Artist: Jean Grae
Album: The Bootleg Of The Bootleg EP
Rating: 8 / 10
Reviewer: A to the L
One of the most slept on emcees PERIOD – never mind the fact that she’s female – which as we all know makes her task of getting recognised that much harder since she ain’t making her clothes fall off at every opportunity, Jean Grae dropped the imaginatively titled “Bootleg Of The Bootleg” EP late 2003, to follow up the even more imaginatively titled and critically acclaimed “Attack Of The Attacking Things” full length.
Newly signed to Babygrande Records, Grae’s intent to announce her arrival on the scene, and shake off the “best-kept secret of NY’s indie Hiphop scene” tag that Rolling Stone gave her last year, is obvious from the opening bars of ‘Hater’s Anthem’, the first cut. Here she aims an acidic sideswipe at those who have tried to bring her down throughout her career. Don’t be fooled by the “Fuck you, fuck you, fuck you, fuck you” chorus – the simple-so-you-won’t-forget-it hook only serves to break up some superbly crafted verses, where Grae lands knockout blow after knockout blow.
“Even deaf kids are rocking ear plugs
I’ll rip you then stick you with sticks I dipped in arsenic-filled jugs
I ignite in certain circumstances
Flip back and have your ass kicked by backup dancers”
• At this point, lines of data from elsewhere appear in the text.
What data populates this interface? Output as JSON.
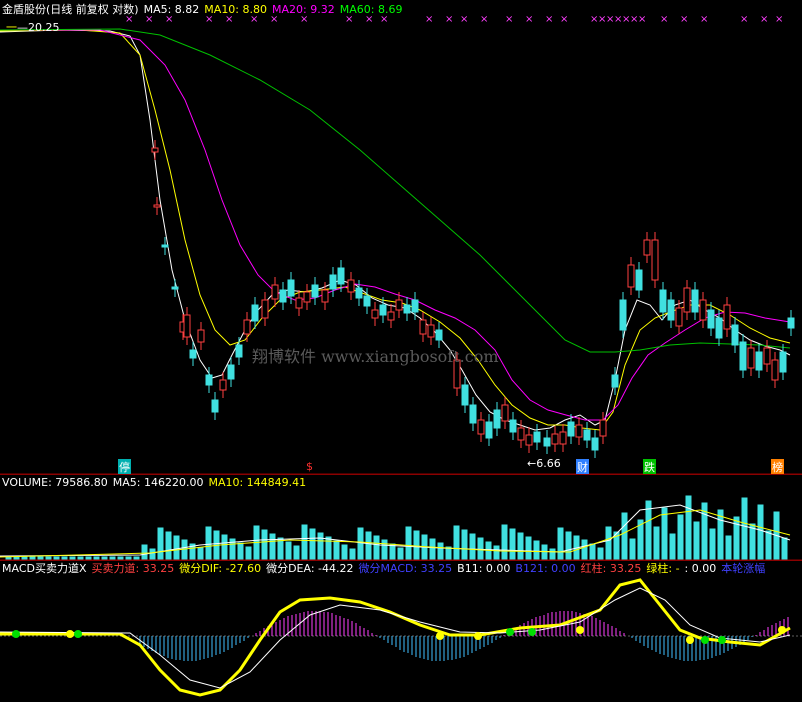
{
  "main_panel": {
    "title": "金盾股份(日线 前复权 对数)",
    "ma_items": [
      {
        "label": "MA5: 8.82",
        "color": "#ffffff"
      },
      {
        "label": "MA10: 8.80",
        "color": "#ffff00"
      },
      {
        "label": "MA20: 9.32",
        "color": "#ff00ff"
      },
      {
        "label": "MA60: 8.69",
        "color": "#00ff00"
      }
    ],
    "high_label": "20.25",
    "low_label": "6.66",
    "watermark": "翔博软件 www.xiangbosoft.com",
    "event_badges": [
      {
        "text": "停",
        "color": "#00b0b0"
      },
      {
        "text": "$",
        "color": "#ff3030"
      },
      {
        "text": "财",
        "color": "#3080ff"
      },
      {
        "text": "跌",
        "color": "#00c000"
      },
      {
        "text": "榜",
        "color": "#ff8000"
      }
    ],
    "x_markers": "×"
  },
  "volume_panel": {
    "items": [
      {
        "label": "VOLUME: 79586.80",
        "color": "#ffffff"
      },
      {
        "label": "MA5: 146220.00",
        "color": "#ffffff"
      },
      {
        "label": "MA10: 144849.41",
        "color": "#ffff00"
      }
    ]
  },
  "macd_panel": {
    "items": [
      {
        "label": "MACD买卖力道X",
        "color": "#ffffff"
      },
      {
        "label": "买卖力道: 33.25",
        "color": "#ff4040"
      },
      {
        "label": "微分DIF: -27.60",
        "color": "#ffff00"
      },
      {
        "label": "微分DEA: -44.22",
        "color": "#ffffff"
      },
      {
        "label": "微分MACD: 33.25",
        "color": "#4040ff"
      },
      {
        "label": "B11: 0.00",
        "color": "#ffffff"
      },
      {
        "label": "B121: 0.00",
        "color": "#4040ff"
      },
      {
        "label": "红柱: 33.25",
        "color": "#ff4040"
      },
      {
        "label": "绿柱: -",
        "color": "#ffff00"
      },
      {
        "label": ": 0.00",
        "color": "#ffffff"
      },
      {
        "label": "本轮涨幅",
        "color": "#4040ff"
      }
    ]
  }
}
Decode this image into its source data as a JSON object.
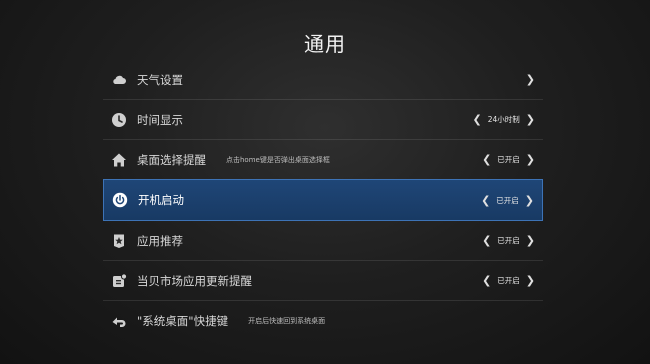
{
  "title": "通用",
  "items": [
    {
      "label": "天气设置",
      "icon": "cloud-icon",
      "value": "",
      "hint": ""
    },
    {
      "label": "时间显示",
      "icon": "clock-icon",
      "value": "24小时制",
      "hint": ""
    },
    {
      "label": "桌面选择提醒",
      "icon": "home-icon",
      "value": "已开启",
      "hint": "点击home键是否弹出桌面选择框"
    },
    {
      "label": "开机启动",
      "icon": "power-icon",
      "value": "已开启",
      "hint": "",
      "selected": true
    },
    {
      "label": "应用推荐",
      "icon": "star-badge-icon",
      "value": "已开启",
      "hint": ""
    },
    {
      "label": "当贝市场应用更新提醒",
      "icon": "update-notify-icon",
      "value": "已开启",
      "hint": ""
    },
    {
      "label": "\"系统桌面\"快捷键",
      "icon": "shortcut-icon",
      "value": "",
      "hint": "开启后快速回到系统桌面"
    }
  ],
  "arrows": {
    "left": "❮",
    "right": "❯"
  },
  "colors": {
    "selected_bg": "#1f4677",
    "selected_border": "#3d73b6",
    "background": "#1f1f1f"
  }
}
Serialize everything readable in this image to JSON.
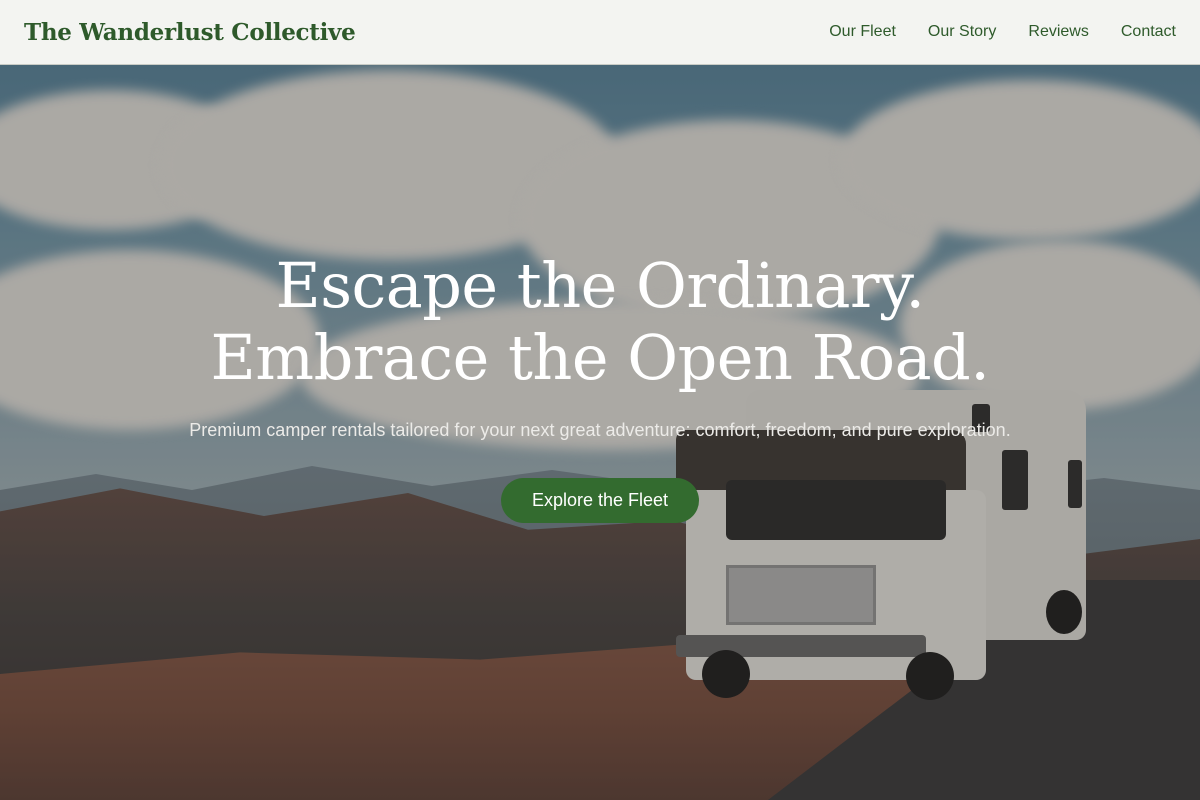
{
  "brand": {
    "name": "The Wanderlust Collective"
  },
  "nav": {
    "items": [
      "Our Fleet",
      "Our Story",
      "Reviews",
      "Contact"
    ]
  },
  "hero": {
    "headline_line1": "Escape the Ordinary.",
    "headline_line2": "Embrace the Open Road.",
    "subtitle": "Premium camper rentals tailored for your next great adventure: comfort, freedom, and pure exploration.",
    "cta_label": "Explore the Fleet",
    "background_image": "camper-on-mountain-road"
  },
  "colors": {
    "accent": "#336b2f",
    "brand_text": "#2e5a2b",
    "navbar_bg": "#f3f4f1"
  }
}
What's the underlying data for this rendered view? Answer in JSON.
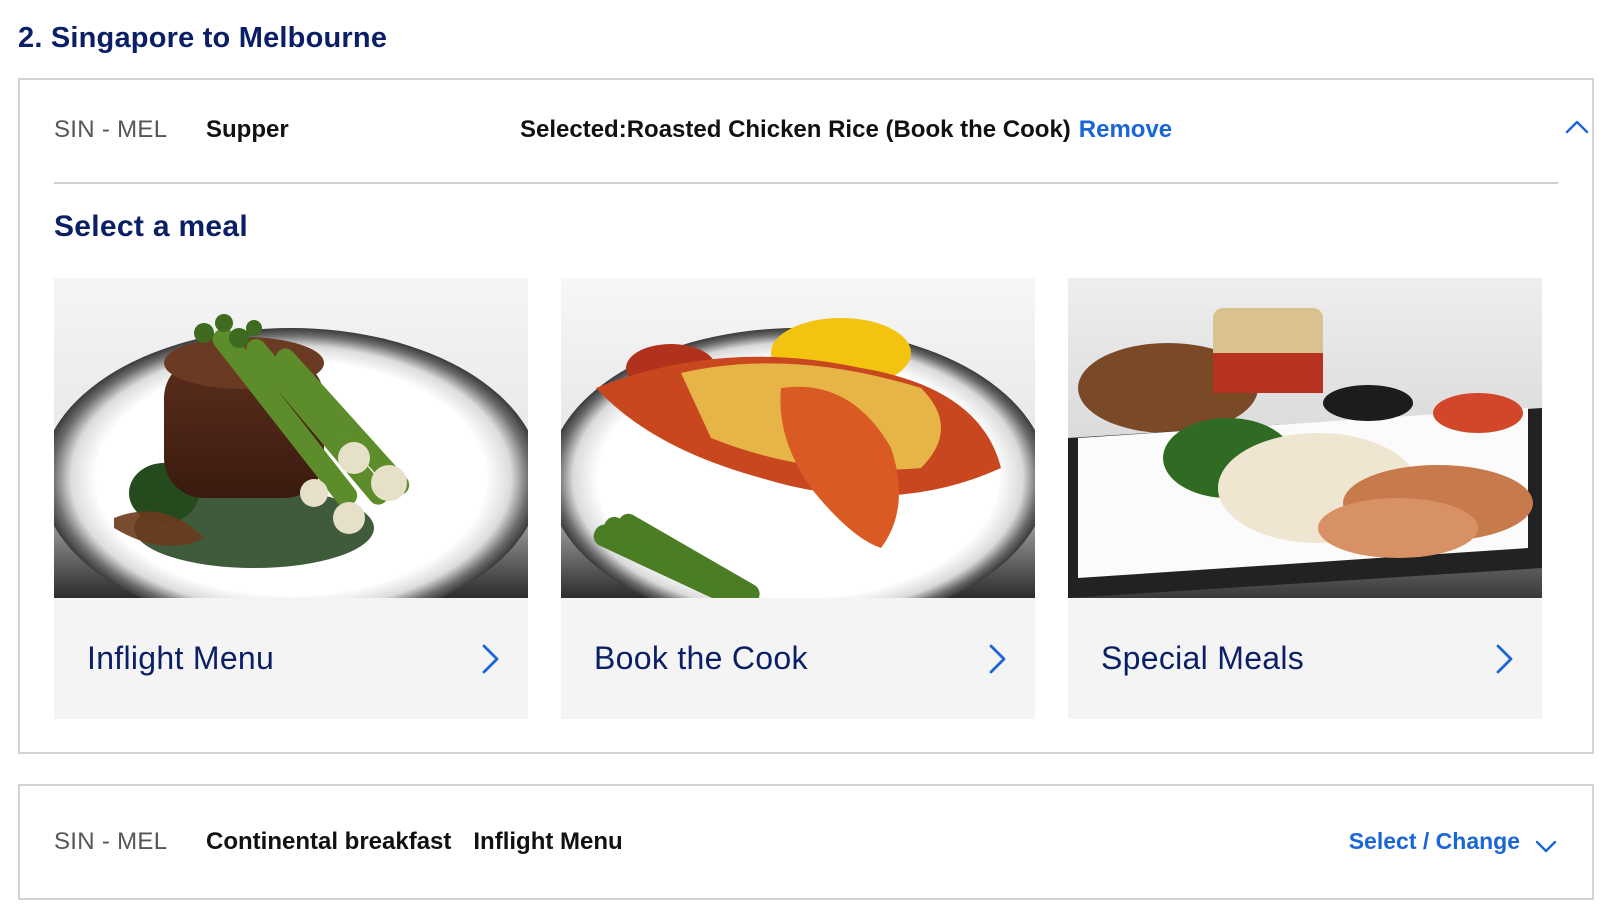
{
  "route": {
    "title": "2. Singapore to Melbourne"
  },
  "segments": [
    {
      "sector": "SIN - MEL",
      "meal_time": "Supper",
      "selected_text": "Selected:Roasted Chicken Rice (Book the Cook)",
      "remove_label": "Remove",
      "expanded": true
    },
    {
      "sector": "SIN - MEL",
      "meal_time": "Continental breakfast",
      "menu_type": "Inflight Menu",
      "select_change_label": "Select / Change",
      "expanded": false
    }
  ],
  "select_meal": {
    "title": "Select a meal",
    "cards": [
      {
        "label": "Inflight Menu",
        "image": "steak-asparagus-plate",
        "icon": "chevron-right-icon"
      },
      {
        "label": "Book the Cook",
        "image": "lobster-thermidor-plate",
        "icon": "chevron-right-icon"
      },
      {
        "label": "Special Meals",
        "image": "chicken-rice-tray",
        "icon": "chevron-right-icon"
      }
    ]
  },
  "colors": {
    "heading_navy": "#0b1f66",
    "link_blue": "#1a66d9",
    "border_grey": "#d4d4d4",
    "card_bg": "#f4f4f4"
  }
}
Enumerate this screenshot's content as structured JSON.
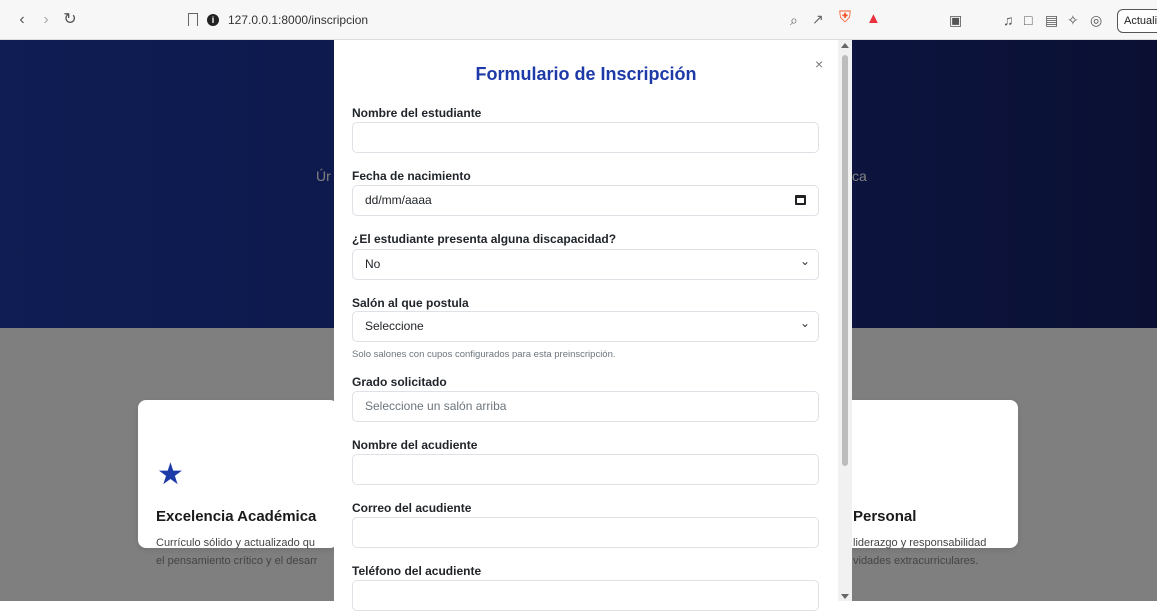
{
  "browser": {
    "url": "127.0.0.1:8000/inscripcion",
    "update_label": "Actualiza"
  },
  "hero": {
    "left_fragment": "Úr",
    "right_fragment": "ca"
  },
  "cards": [
    {
      "title": "Excelencia Académica",
      "line1": "Currículo sólido y actualizado qu",
      "line2": "el pensamiento crítico y el desarr"
    },
    {
      "title": "Personal",
      "line1": "liderazgo y responsabilidad",
      "line2": "vidades extracurriculares."
    }
  ],
  "modal": {
    "title": "Formulario de Inscripción",
    "close": "×",
    "fields": {
      "nombre_estudiante": {
        "label": "Nombre del estudiante",
        "value": ""
      },
      "fecha_nacimiento": {
        "label": "Fecha de nacimiento",
        "value": "dd/mm/aaaa"
      },
      "discapacidad": {
        "label": "¿El estudiante presenta alguna discapacidad?",
        "value": "No"
      },
      "salon": {
        "label": "Salón al que postula",
        "value": "Seleccione",
        "help": "Solo salones con cupos configurados para esta preinscripción."
      },
      "grado": {
        "label": "Grado solicitado",
        "placeholder": "Seleccione un salón arriba"
      },
      "nombre_acudiente": {
        "label": "Nombre del acudiente",
        "value": ""
      },
      "correo_acudiente": {
        "label": "Correo del acudiente",
        "value": ""
      },
      "telefono_acudiente": {
        "label": "Teléfono del acudiente",
        "value": ""
      }
    }
  },
  "colors": {
    "primary": "#1e3aa8",
    "overlay": "#000000"
  }
}
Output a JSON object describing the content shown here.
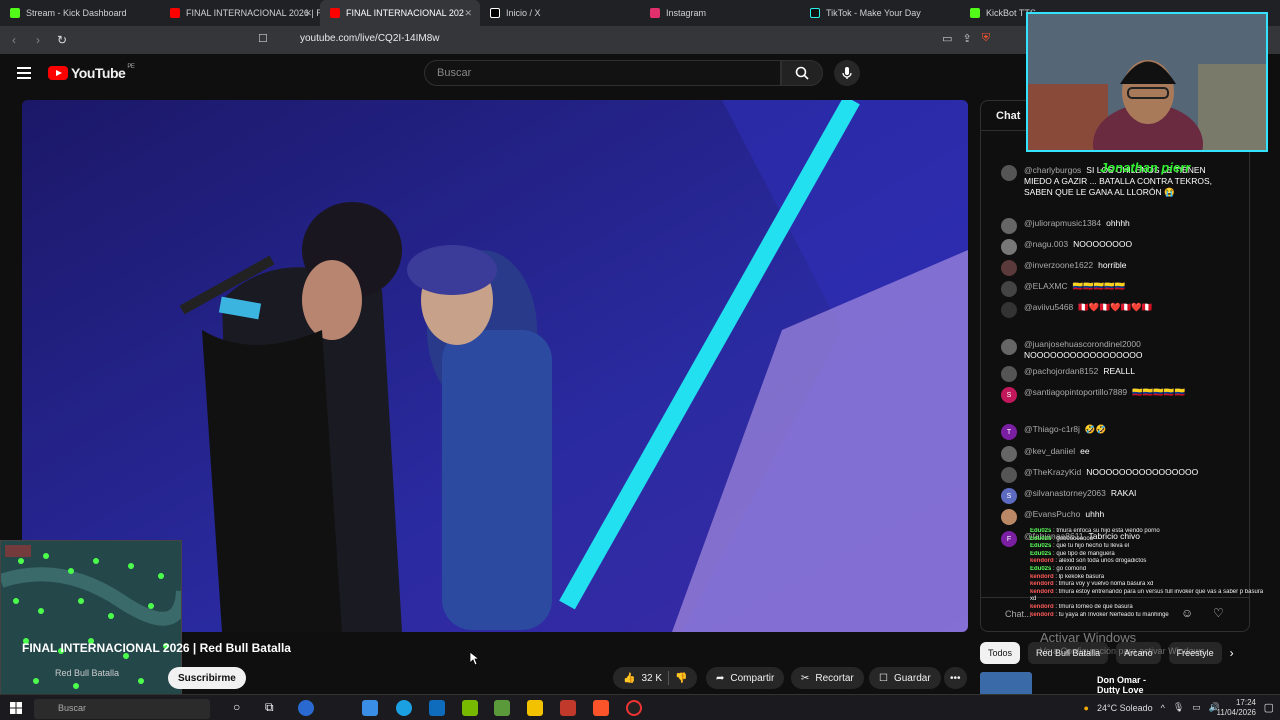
{
  "browser": {
    "tabs": [
      {
        "label": "Stream - Kick Dashboard",
        "color": "#53fc18"
      },
      {
        "label": "FINAL INTERNACIONAL 2026 | R",
        "color": "#ff0000"
      },
      {
        "label": "FINAL INTERNACIONAL 202",
        "color": "#ff0000",
        "active": true
      },
      {
        "label": "Inicio / X",
        "color": "#ffffff"
      },
      {
        "label": "Instagram",
        "color": "#e1306c"
      },
      {
        "label": "TikTok - Make Your Day",
        "color": "#25f4ee"
      },
      {
        "label": "KickBot TTS",
        "color": "#53fc18"
      }
    ],
    "url": "youtube.com/live/CQ2I-14IM8w"
  },
  "youtube": {
    "logo": "YouTube",
    "country": "PE",
    "search_placeholder": "Buscar"
  },
  "video": {
    "title": "FINAL INTERNACIONAL 2026 | Red Bull Batalla",
    "channel": "Red Bull Batalla",
    "subscribe": "Suscribirme",
    "likes": "32 K",
    "share": "Compartir",
    "clip": "Recortar",
    "save": "Guardar"
  },
  "chat": {
    "header": "Chat",
    "input_placeholder": "Chat...",
    "messages": [
      {
        "author": "@charlyburgos",
        "text": "SI LOS CHILENOS LE TIENEN MIEDO A GAZIR ... BATALLA CONTRA TEKROS, SABEN QUE LE GANA AL LLORÓN 😭",
        "avatar_color": "#555"
      },
      {
        "author": "@juliorapmusic1384",
        "text": "ohhhh",
        "avatar_color": "#666"
      },
      {
        "author": "@nagu.003",
        "text": "NOOOOOOOO",
        "avatar_color": "#777"
      },
      {
        "author": "@inverzoone1622",
        "text": "horrible",
        "avatar_color": "#5a3a3a"
      },
      {
        "author": "@ELAXMC",
        "text": "🇨🇴🇨🇴🇨🇴🇨🇴🇨🇴",
        "avatar_color": "#444"
      },
      {
        "author": "@aviivu5468",
        "text": "🇵🇪❤️🇵🇪❤️🇵🇪❤️🇵🇪",
        "avatar_color": "#333"
      },
      {
        "author": "@juanjosehuascorondinel2000",
        "text": "NOOOOOOOOOOOOOOOOO",
        "avatar_color": "#666"
      },
      {
        "author": "@pachojordan8152",
        "text": "REALLL",
        "avatar_color": "#555"
      },
      {
        "author": "@santiagopintoportillo7889",
        "text": "🇨🇴🇨🇴🇨🇴🇨🇴🇨🇴",
        "avatar_color": "#c2185b",
        "initial": "S"
      },
      {
        "author": "@Thiago-c1r8j",
        "text": "🤣🤣",
        "avatar_color": "#7b1fa2",
        "initial": "T"
      },
      {
        "author": "@kev_daniiel",
        "text": "ee",
        "avatar_color": "#666"
      },
      {
        "author": "@TheKrazyKid",
        "text": "NOOOOOOOOOOOOOOOO",
        "avatar_color": "#555"
      },
      {
        "author": "@silvanastorney2063",
        "text": "RAKAI",
        "avatar_color": "#5c6bc0",
        "initial": "S"
      },
      {
        "author": "@EvansPucho",
        "text": "uhhh",
        "avatar_color": "#bb8866"
      },
      {
        "author": "@fabianaa8611",
        "text": "Tabricio chivo",
        "avatar_color": "#7b1fa2",
        "initial": "F"
      }
    ]
  },
  "chips": [
    "Todos",
    "Red Bull Batalla",
    "Arcano",
    "Freestyle"
  ],
  "upnext": "Don Omar - Dutty Love (Lyric",
  "overlay": {
    "webcam_name": "Jonathan pierr",
    "kick_lines": [
      {
        "user": "Edu02s",
        "text": "tmura enfoca su hijo esta viendo porno",
        "color": "g"
      },
      {
        "user": "Edu02s",
        "text": "goooooooooo",
        "color": "g"
      },
      {
        "user": "Edu02s",
        "text": "que tu hijo hecho tu lleva el",
        "color": "g"
      },
      {
        "user": "Edu02s",
        "text": "que tipo de manguera",
        "color": "g"
      },
      {
        "user": "kendord",
        "text": "alexid son toda unos drogadictos",
        "color": "n"
      },
      {
        "user": "Edu02s",
        "text": "go comond",
        "color": "g"
      },
      {
        "user": "kendord",
        "text": "lp kekoke basura",
        "color": "n"
      },
      {
        "user": "kendord",
        "text": "tmura voy y vuelvo noma basura xd",
        "color": "n"
      },
      {
        "user": "kendord",
        "text": "tmura estoy entrenando para un versus full invoker que vas a saber p basura xd",
        "color": "n"
      },
      {
        "user": "kendord",
        "text": "tmura torneo de que basura",
        "color": "n"
      },
      {
        "user": "kendord",
        "text": "tu yaya ah Invoker Nerfeado tu manhinge",
        "color": "n"
      }
    ],
    "activate_title": "Activar Windows",
    "activate_sub": "Ve a Configuración para activar Windows."
  },
  "taskbar": {
    "search": "Buscar",
    "weather": "24°C Soleado",
    "time": "17:24",
    "date": "11/04/2026"
  }
}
‘Take Me’ slows things down with a clever soul sample, some effective horn stabs, and a mellow string loop. Grae however doesn’t let up on the lyrics, as she vividly describes her struggle with religion – what’s real, what isn’t, and where she needs to put her faith. Two for two so far.
And then a shocker – Cannibal Ox on a track that I don’t instantly detest. Those who know me (and even those who don’t) will probably be aware of how much this group gets on my wick. But somehow on ‘Swing Blades’ the presence of Grae on the track seems to see them toning down their usual act of rushing to fit as many words into each line as they can. Don’t get me wrong – most of what they kick is still a load on mumbo jumbo – Vast Aire and Vordul definitely ain’t members of the We Speak English Muhfucka club : but at least here, you can understand the words and come to the conclusion that these cats are un-understandable. If you understand me : Grae meanwhile does a creditable effort of keeping the track interesting, but its really a rather lukewarm cut.
Thankfully ‘My Crew’ pulls things back up by the bootstraps. Another gorgeous and instantly recognisable soul sample (that of course I can’t put a name on right now), another set of warm strings, and another set of hard snares lays the foundation for Grae to throw out her shouts to her immediate and extended fam in the Hiphop world. With the hook reinforcing her thoughts – “all I need is the love of my crew” – she goes from generalising on how she’s down with all types of crews and clicks, to railing against the wack trends in Hiphop – ice, whips, money, and loose living, to pinpointing and calling out the more upsetting happenings of the last few years – the reference to the R Kelly case leaps out as an immediate example.
Closing the real portion of the EP out, the string-laden ‘Code Red’ sees Grae share mic time with Block McCloud and Pumpkinhead, while ‘Chapter One:Destiny’ has Grae entering rapid-fire mode, spitting furiously over a harpsichord loop and a simple drum pattern. It’s a nice way to prepare for the bonus material tacked on at the end – once this cut finishes we’re treated to 45 (YES FORTY FIVE) minutes of exclusive freestyles from Ms Grae, which sees her covering beats and topics already aired by artists as wide ranging as Jay-Z (as she reworks ‘Lyrical Exercise’, ‘You Don’t Know’ and ‘Excuse Me Miss’), DITC, Eminem (a fiery freestyle over ‘Role Model’), and Scarface, as well as spitting over underground beats. Its this bonus section that serves to display exactly HOW talented Grae is.
Although she rolls with my favourite homies from now-thankfully-defunct Can Ox, Grae never really gets into the ridiculous too-many-words-in-the-line territory that El-P’s muckers built a house on with “The Cold Vein”. Nope, Miss Grae’s steelo never really gets out of cool-so-she-don’t-get-upset mode – calm and collected, female-Rakim-like (yeah I said it), the way she understatedly delivers her rhymes is both her gift and her curse. On one hand her whole style makes her instantly accessible and addictive to fans of REAL Hiphop, but this very fact and the lack of any hey-look-at-me tricks means that she seems destined to remain as a “secret” to many, at least while commercial Hiphop rules the roost, and Clear Channel rules the airwaves. Unfortunate as that is for Grae, it doesn’t mean that you should sleep – rivalled only by Rah Digga and Lauryn Hill in the female emcee category in recent times, you should probably pick this up whenever you see it.